Yours respectfully

Philippe De Jonckheere

Posted by: Philippe De Jonckheere at Jun 26, 2004 2:43:06 PM

Hi Philippe, thank you very much for your detailed reply. While I admit to struggling at times with the navigation of Barbara's site, I acknowledge that some of the issues may come from my inability to adjust to the demands the site places on the viewer, as part of the experience of appreciating Barbara's work. And only you and Barbara can best determine how to put the work out there.

But my expression of "frustration" lies in factoring the experience of navigating Barbara's site within the experience of viewing images generally online. Obviously, gallery installations and even photo books have employed strategies that challenge the viewer in presenting images, and it's up to the viewer to adjust and find different ways of seeing and even living with the disorientation and (ostensible) lack of logic. But at some level, there's still the physical reality of gallery space and the pages and binding of a book to provide bounds on the experience...these physical experiences (turning the pages of a book, walking through a gallery) also require a certain commitment from the viewer that ensures (in most cases) that the viewer will wrestle (for at least a short while) with unconventional/creative presentation strategies from an artist.

Online, there is even more opportunity for creativity with hypertext linking and other internet technologies, but also more opportunity for disorientation, and there's a more fickle audience to contend with. My reaction, which is somewhat conservative and possibly quite unenlightened, is that the threads that connect the images are far from apparent on a first or even second visit, and the reality of navigation for many users, who may fall too often into random and repetitive loops of images that frustrate more than enlighten, will be to click away.

But if you and Barbara have determined that the site that exists now is the best possible one for the presentation of her work, I can respect that. I certainly wouldn't want to see you compromise Barbara's vision or spoon-feed the site visitor, but to the degree that there are connections that are always present, even in the most seemingly random of linkages, I wonder whether these connections couldn't be hinted at with just a bit more clarity in some cases, or even explained a bit more in the tutorial (not all, just a few representative ones).

I also admit that it's a personal preference of mine not to have to pay close attention to HTML strings in order to make sure I'm proceeding through a series in a reasonable order...I prefer that the viewing of images be done with the technology being largely transparent. Perhaps I'm being too linear and literal in my approach to the website, but having said that, I found the site a bit easier to work through and more enjoyable on my most recent visit.

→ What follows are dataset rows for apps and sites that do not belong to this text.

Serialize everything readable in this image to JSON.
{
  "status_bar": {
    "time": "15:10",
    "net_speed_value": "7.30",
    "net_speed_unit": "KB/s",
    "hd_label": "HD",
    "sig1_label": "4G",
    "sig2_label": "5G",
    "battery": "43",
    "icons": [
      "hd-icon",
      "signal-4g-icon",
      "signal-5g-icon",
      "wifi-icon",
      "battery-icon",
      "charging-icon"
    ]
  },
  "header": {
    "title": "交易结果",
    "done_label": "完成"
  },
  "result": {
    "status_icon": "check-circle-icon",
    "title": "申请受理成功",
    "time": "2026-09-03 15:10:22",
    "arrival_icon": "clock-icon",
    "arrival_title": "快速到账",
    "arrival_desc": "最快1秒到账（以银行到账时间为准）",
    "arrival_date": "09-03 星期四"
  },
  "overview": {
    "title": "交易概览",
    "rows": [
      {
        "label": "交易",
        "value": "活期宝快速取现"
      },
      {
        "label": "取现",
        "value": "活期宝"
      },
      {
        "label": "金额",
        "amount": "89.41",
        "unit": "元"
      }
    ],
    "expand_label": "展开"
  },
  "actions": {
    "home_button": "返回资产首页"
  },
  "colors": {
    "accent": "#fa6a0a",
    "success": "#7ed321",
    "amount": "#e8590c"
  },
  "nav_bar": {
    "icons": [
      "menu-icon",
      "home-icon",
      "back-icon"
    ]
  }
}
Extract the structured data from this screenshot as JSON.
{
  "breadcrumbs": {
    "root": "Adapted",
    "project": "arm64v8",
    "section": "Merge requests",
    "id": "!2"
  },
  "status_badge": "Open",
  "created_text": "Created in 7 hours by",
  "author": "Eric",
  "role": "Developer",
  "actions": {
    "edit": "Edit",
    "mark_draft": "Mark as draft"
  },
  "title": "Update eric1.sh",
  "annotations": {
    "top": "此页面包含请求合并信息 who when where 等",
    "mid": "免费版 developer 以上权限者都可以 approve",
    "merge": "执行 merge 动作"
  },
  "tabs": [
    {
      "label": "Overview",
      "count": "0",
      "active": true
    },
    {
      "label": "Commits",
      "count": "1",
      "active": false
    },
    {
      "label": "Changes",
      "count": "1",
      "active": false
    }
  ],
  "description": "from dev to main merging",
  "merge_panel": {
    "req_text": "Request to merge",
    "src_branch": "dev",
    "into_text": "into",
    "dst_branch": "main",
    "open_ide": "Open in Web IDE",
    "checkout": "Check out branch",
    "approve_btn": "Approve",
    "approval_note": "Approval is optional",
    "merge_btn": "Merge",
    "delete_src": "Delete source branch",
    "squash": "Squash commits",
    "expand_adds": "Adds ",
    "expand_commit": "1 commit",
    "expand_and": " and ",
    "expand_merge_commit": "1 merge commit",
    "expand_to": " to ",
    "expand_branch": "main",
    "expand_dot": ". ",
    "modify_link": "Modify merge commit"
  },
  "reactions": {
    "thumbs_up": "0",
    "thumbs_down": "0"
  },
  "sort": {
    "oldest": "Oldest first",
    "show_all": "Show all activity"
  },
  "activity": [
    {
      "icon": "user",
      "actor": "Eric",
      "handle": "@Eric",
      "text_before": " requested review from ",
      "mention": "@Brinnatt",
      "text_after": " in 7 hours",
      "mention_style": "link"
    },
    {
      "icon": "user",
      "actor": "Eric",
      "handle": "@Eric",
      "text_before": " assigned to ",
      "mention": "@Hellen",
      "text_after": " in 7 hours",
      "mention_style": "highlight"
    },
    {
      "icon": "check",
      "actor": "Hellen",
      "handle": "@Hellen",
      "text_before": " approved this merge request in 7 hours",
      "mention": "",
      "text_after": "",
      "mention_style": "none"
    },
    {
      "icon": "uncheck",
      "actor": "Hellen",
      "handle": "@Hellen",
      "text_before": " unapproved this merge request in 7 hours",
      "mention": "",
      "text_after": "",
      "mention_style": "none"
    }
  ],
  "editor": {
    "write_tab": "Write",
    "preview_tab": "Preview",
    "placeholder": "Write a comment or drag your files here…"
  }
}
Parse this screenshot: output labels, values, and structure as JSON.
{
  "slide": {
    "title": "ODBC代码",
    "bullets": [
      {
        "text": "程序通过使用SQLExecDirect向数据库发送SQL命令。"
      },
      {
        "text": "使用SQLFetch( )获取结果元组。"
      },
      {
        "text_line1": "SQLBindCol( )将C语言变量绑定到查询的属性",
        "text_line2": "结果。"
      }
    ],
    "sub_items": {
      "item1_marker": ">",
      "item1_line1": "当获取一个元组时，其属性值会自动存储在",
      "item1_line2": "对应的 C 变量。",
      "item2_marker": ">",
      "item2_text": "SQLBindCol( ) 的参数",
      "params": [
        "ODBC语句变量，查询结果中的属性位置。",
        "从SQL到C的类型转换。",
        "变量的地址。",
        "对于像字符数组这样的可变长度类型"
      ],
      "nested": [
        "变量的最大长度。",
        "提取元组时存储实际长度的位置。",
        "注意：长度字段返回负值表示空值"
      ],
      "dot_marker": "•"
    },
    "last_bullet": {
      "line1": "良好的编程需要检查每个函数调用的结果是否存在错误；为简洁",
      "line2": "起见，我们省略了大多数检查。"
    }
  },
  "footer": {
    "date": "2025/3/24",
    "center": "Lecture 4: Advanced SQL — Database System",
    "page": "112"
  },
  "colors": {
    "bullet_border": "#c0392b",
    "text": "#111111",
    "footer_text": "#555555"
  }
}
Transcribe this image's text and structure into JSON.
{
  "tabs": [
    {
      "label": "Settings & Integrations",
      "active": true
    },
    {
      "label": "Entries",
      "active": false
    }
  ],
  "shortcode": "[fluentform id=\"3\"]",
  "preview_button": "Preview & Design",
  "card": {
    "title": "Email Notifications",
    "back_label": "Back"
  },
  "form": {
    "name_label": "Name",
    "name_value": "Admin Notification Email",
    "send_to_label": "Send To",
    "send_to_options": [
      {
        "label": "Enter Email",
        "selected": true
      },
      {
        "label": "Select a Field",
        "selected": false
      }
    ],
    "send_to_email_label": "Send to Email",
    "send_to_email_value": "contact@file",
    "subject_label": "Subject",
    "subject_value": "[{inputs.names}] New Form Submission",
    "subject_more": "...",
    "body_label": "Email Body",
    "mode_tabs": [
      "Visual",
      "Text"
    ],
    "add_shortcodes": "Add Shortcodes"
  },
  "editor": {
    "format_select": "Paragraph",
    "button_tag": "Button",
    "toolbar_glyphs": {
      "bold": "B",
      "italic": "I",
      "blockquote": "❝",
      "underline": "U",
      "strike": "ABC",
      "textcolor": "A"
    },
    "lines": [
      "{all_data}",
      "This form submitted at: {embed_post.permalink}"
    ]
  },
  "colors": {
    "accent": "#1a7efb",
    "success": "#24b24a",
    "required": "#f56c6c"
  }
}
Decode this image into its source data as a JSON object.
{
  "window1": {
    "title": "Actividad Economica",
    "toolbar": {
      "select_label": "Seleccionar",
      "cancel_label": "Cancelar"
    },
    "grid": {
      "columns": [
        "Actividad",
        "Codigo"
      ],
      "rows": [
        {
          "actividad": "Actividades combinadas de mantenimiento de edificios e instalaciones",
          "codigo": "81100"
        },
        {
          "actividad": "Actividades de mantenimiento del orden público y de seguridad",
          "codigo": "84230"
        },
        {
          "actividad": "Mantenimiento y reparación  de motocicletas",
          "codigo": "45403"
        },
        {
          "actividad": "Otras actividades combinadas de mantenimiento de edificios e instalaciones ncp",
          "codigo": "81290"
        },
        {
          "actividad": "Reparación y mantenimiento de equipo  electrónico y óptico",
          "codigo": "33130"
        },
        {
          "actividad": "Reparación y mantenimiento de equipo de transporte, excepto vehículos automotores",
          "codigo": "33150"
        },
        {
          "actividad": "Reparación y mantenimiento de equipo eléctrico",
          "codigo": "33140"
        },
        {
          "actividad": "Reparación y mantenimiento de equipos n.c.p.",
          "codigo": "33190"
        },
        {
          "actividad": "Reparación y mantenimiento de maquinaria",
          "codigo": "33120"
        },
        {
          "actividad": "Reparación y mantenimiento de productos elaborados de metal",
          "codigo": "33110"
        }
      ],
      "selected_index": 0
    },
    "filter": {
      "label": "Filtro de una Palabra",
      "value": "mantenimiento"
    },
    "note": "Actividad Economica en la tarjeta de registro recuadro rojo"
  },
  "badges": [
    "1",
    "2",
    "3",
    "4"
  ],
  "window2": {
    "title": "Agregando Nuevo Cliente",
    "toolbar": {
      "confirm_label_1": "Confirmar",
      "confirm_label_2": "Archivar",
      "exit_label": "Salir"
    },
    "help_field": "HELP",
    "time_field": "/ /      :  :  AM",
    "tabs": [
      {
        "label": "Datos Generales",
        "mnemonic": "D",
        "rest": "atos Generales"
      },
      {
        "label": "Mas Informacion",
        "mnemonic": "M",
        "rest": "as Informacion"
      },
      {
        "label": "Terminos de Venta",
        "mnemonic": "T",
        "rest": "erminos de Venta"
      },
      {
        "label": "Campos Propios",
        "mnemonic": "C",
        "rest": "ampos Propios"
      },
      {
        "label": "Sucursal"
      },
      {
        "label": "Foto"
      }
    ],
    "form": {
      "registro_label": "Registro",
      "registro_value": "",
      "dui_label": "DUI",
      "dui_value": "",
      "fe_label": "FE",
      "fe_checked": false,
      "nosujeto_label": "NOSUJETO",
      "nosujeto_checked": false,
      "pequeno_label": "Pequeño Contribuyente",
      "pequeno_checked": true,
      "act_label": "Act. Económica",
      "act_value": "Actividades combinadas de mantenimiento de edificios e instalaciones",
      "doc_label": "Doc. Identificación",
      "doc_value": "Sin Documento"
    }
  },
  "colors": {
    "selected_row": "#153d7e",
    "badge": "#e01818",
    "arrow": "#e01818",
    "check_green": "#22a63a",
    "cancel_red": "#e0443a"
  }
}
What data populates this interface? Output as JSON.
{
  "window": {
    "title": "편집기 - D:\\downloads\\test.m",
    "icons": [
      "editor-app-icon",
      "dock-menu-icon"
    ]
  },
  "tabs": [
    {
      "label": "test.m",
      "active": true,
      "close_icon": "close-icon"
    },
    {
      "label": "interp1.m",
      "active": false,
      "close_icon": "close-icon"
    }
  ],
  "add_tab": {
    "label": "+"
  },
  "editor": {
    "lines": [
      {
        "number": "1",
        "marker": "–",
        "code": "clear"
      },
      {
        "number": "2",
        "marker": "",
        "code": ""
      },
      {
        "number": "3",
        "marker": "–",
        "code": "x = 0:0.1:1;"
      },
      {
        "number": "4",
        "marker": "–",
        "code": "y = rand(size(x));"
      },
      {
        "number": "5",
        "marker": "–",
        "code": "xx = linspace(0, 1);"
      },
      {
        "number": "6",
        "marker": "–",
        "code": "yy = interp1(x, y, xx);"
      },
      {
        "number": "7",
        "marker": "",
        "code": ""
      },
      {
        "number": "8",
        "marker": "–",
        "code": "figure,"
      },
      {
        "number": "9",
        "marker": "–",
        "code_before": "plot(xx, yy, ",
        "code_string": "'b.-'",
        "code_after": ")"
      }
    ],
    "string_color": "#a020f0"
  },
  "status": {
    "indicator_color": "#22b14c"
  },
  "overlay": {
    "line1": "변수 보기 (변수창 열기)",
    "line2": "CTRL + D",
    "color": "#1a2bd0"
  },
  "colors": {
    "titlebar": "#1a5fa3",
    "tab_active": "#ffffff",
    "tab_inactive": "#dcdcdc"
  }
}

I want to make it clear that I admire the effort you put forward in the service of her vision, and navigation frustrations aside, I still have a strong sense of the uniqueness of her vision from the website, and the interesting and rewarding relationship you have with her as your teacher and friend (I really enjoyed the essay you wrote).

Posted by: Robert at Jun 26, 2004 11:22:32 PM

I don't know if your site is still active-- it seems like quite a while since your last blog, but some time ago (6/21/04) you wrote at length about one of my web projects, Touchless Automatic Wonder. Very good to read your thoughts on it. More recently, I have completed another extensive project for the web, one which 'virtualizes' an installation I made in 2006; it can be seen in its labyrinthian entirety at--


I would appreciate hearing your thoughts on this latest work if you are still out there and writing.

Regards, LK

Posted by: Lewis Koch at Sep 20, 2007 3:22:24 PM